Two African-American employees claimed that the owner of the company pointed a sawed-off shotgun at them and made threatening, racially-biased remarks. These events occurred while the employees were witnesses to a confrontation between the owner and a business agent. The employees claimed they experienced apprehension of imminent harmful contact and as a result felt forced to resign. They sued for race discrimination under Title VII and Pennsylvania state law. The district court granted summary judgment.

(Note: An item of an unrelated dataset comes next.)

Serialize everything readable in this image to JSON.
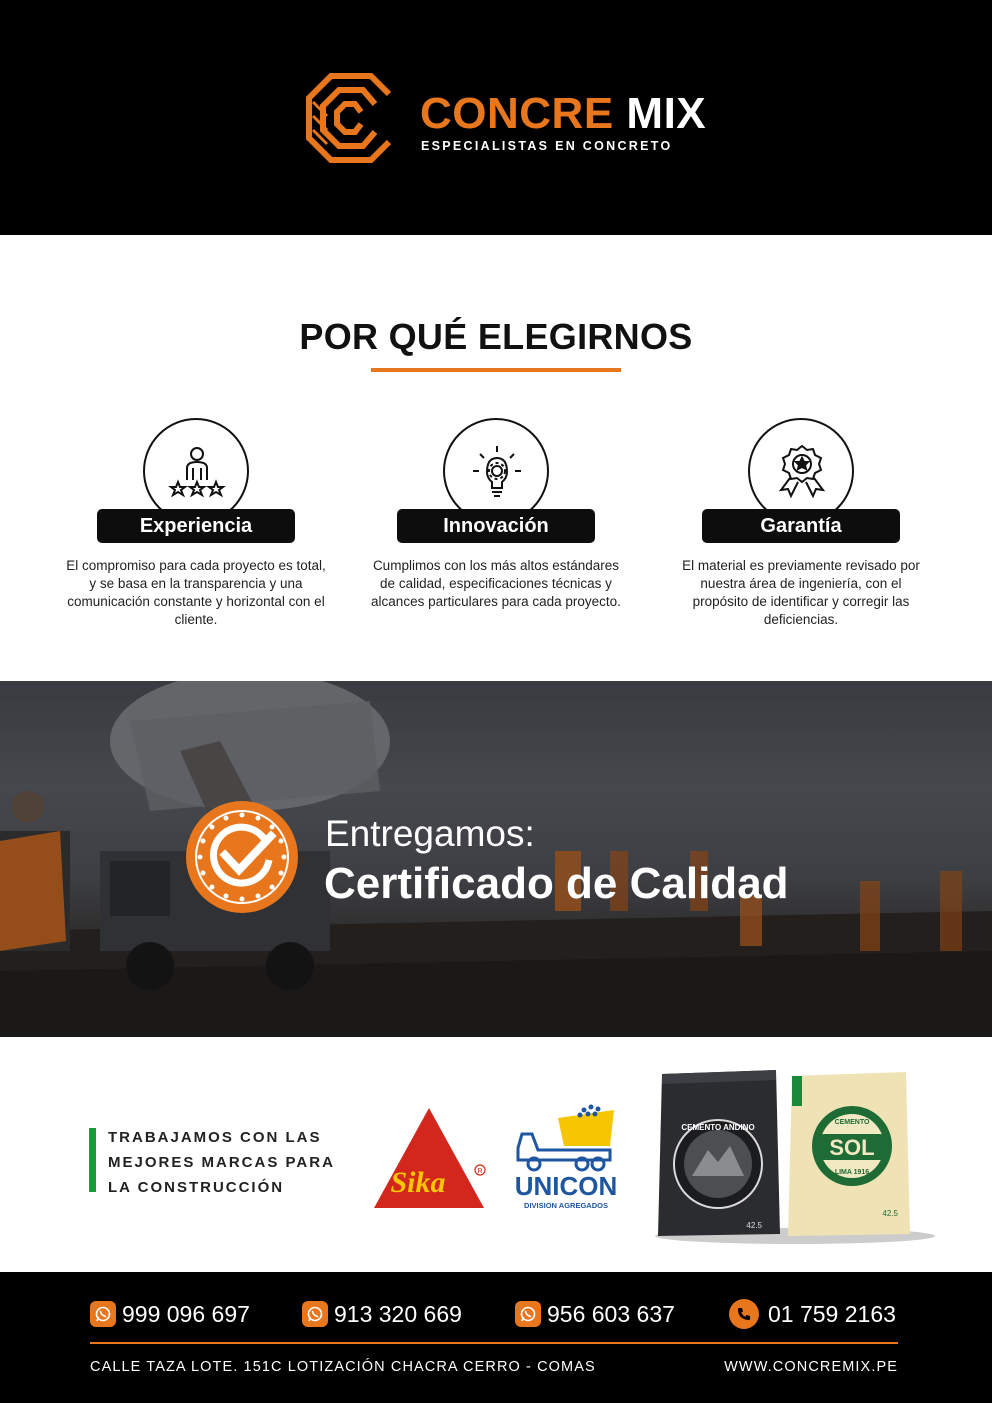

Held: The Third Circuit affirmed, rejecting plaintiffs’ argument that the combination of a racial slur and death threat is direct evidence of discrimination. The court found that plaintiffs failed to show they were treated as they were because of race, rather than because they were witnesses to the confrontation. The court concluded that the events were insufficient to show harassment, much less constructive discharge.